> _Exercise objective_
Report back every line of the entries that contains "true", exactly as written.

> _Data about app and page elements_
=== Begin Enclosure ===

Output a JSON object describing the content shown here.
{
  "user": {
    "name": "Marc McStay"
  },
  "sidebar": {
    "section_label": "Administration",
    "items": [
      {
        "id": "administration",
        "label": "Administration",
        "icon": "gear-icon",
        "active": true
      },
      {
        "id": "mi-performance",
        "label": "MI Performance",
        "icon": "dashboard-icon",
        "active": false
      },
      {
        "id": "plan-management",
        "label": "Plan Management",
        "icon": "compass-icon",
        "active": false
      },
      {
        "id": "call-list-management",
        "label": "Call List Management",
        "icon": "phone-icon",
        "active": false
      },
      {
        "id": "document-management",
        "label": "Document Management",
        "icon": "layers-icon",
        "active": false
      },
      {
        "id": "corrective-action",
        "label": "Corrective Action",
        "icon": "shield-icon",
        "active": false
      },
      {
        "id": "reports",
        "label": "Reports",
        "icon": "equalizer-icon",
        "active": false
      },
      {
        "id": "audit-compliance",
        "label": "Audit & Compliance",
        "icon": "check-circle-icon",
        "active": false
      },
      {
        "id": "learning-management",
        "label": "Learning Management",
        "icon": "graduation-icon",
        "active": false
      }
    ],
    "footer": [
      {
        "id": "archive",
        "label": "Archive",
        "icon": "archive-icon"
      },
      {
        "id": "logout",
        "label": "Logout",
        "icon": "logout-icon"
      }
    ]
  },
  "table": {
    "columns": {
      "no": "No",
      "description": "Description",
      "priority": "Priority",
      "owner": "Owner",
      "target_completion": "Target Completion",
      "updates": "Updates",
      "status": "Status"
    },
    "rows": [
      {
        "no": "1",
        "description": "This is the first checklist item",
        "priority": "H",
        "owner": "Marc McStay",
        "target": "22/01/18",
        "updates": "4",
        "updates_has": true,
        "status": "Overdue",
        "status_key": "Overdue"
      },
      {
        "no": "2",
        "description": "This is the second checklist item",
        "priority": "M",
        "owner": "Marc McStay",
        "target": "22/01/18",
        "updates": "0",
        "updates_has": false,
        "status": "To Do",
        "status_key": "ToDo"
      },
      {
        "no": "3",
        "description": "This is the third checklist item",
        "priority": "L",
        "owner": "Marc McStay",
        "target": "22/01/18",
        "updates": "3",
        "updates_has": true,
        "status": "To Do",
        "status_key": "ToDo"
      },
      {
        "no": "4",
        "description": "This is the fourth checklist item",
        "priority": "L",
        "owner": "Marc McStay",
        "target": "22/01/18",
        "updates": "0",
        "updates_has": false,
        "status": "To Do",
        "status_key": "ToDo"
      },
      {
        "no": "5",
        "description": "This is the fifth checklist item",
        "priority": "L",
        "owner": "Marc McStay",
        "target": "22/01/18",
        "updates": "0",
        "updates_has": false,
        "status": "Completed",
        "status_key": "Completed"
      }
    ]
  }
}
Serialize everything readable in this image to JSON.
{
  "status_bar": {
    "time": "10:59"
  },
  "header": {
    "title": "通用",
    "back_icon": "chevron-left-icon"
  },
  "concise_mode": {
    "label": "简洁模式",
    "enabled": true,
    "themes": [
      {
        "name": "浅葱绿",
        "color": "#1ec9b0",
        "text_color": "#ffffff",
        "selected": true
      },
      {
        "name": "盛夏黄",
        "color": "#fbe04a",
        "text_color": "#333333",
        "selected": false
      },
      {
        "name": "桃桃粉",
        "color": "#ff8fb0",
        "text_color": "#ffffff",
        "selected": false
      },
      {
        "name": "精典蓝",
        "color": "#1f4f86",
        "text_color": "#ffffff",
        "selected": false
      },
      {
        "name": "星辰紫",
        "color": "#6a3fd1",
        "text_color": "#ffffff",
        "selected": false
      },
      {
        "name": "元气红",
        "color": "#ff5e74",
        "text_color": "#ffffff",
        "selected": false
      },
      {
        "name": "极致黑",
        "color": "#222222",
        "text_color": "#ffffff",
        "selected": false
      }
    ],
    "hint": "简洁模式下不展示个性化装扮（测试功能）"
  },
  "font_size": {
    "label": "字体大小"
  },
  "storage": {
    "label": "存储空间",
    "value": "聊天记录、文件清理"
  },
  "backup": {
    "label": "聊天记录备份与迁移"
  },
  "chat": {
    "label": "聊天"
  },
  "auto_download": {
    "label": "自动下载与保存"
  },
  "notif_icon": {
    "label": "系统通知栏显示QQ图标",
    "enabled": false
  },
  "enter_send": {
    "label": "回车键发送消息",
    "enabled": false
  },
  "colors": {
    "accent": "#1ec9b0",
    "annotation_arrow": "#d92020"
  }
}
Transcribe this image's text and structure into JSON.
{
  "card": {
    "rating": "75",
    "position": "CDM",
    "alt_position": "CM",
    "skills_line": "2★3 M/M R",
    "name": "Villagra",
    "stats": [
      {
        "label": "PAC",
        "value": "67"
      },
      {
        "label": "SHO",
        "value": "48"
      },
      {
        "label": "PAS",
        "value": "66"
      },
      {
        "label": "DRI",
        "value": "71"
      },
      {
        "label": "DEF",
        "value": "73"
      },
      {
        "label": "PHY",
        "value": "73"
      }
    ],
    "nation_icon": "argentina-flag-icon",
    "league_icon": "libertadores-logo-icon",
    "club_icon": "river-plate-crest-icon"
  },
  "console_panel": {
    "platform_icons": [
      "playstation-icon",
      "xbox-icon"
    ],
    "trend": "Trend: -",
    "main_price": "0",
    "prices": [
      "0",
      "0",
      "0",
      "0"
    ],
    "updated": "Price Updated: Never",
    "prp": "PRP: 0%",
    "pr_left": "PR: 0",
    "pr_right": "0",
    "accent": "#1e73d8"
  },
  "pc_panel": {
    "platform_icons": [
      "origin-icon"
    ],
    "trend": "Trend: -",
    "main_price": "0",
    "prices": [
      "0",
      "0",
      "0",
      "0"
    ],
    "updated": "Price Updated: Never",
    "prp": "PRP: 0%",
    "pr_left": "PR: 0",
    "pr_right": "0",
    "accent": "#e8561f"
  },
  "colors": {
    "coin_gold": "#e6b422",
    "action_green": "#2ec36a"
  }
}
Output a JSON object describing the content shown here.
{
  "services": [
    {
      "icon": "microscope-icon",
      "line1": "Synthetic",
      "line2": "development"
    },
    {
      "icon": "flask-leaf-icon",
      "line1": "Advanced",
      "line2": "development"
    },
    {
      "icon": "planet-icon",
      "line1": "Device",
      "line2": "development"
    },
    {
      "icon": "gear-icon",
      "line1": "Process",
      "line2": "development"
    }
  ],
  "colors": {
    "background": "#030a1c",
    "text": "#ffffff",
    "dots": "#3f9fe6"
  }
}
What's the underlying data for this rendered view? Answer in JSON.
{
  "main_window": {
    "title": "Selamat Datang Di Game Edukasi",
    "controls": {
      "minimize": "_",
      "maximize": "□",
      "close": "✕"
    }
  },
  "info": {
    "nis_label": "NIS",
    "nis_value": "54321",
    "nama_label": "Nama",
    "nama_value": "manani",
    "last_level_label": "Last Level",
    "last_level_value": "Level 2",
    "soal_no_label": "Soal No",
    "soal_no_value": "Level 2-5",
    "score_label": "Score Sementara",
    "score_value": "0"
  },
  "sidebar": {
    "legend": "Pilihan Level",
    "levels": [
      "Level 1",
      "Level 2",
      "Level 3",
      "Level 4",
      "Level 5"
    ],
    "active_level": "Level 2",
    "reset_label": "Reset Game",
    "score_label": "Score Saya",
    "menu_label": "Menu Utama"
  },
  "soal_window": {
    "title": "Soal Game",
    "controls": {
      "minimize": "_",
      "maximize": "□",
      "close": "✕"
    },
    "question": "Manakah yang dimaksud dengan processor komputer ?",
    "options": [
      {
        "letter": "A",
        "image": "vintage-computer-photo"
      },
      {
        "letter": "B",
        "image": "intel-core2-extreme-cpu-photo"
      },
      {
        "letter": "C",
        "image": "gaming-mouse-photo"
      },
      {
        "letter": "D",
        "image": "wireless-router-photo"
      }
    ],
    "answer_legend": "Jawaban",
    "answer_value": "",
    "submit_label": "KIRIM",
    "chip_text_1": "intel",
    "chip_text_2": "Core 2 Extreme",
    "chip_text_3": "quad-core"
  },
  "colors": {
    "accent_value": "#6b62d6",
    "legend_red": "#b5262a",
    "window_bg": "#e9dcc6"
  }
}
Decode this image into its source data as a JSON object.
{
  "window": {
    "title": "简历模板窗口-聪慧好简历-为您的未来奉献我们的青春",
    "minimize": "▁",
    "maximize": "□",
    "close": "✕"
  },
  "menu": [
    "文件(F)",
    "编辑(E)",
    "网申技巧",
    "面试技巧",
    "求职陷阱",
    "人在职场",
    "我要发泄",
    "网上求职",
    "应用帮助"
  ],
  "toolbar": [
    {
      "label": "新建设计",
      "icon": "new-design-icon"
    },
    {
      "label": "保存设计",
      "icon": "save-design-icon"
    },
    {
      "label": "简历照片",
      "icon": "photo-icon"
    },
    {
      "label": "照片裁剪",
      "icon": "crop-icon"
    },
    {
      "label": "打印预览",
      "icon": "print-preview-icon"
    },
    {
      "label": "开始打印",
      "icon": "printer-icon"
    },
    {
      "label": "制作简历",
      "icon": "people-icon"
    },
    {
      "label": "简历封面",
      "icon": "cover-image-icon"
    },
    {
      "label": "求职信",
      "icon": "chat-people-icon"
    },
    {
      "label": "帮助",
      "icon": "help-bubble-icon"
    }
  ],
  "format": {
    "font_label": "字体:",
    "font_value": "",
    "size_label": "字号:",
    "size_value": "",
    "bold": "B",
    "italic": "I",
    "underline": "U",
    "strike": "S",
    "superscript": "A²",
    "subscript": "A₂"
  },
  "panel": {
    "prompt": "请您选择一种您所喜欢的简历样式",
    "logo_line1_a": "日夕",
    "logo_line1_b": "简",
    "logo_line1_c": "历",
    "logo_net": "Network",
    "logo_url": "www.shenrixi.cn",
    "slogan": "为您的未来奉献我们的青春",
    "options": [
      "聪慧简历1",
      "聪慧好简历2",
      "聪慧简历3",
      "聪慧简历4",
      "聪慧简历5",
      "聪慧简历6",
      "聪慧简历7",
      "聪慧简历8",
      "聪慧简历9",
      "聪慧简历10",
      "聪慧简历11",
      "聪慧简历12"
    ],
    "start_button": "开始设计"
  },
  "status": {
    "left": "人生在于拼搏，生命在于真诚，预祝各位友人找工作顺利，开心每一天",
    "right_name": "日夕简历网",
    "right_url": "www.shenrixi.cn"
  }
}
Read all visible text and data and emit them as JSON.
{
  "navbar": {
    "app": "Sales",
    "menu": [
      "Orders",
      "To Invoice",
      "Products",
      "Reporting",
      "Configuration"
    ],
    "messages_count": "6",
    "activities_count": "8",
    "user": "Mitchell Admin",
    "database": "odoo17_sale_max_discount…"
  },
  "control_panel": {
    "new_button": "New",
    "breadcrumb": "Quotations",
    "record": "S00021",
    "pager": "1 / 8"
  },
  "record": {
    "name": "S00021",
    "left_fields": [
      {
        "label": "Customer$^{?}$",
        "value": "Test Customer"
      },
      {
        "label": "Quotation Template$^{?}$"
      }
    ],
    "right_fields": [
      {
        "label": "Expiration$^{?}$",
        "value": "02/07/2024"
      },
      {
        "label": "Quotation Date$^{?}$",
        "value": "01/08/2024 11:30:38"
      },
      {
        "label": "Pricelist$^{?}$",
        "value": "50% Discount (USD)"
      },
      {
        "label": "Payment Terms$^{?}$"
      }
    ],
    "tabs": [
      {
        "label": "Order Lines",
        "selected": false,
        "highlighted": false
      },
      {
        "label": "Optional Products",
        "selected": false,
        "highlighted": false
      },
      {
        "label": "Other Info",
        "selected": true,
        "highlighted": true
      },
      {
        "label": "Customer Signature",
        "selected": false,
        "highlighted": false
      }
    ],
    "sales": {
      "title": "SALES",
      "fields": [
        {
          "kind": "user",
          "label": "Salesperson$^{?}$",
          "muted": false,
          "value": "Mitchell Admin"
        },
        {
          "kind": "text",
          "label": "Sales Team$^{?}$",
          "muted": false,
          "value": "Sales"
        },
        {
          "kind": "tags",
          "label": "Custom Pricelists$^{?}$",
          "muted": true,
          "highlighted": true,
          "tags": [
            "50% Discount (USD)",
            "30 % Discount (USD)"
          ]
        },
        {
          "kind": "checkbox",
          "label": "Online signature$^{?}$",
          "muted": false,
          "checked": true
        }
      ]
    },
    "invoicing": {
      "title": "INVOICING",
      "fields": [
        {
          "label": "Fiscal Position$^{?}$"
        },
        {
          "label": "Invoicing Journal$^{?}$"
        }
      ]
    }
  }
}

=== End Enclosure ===

> _Answer below_
        "active": true
        "updates_has": true,
        "updates_has": true,
    "enabled": true,
        "selected": true
        "selected": true,
        "highlighted": true
          "muted": true,
          "highlighted": true,
          "checked": true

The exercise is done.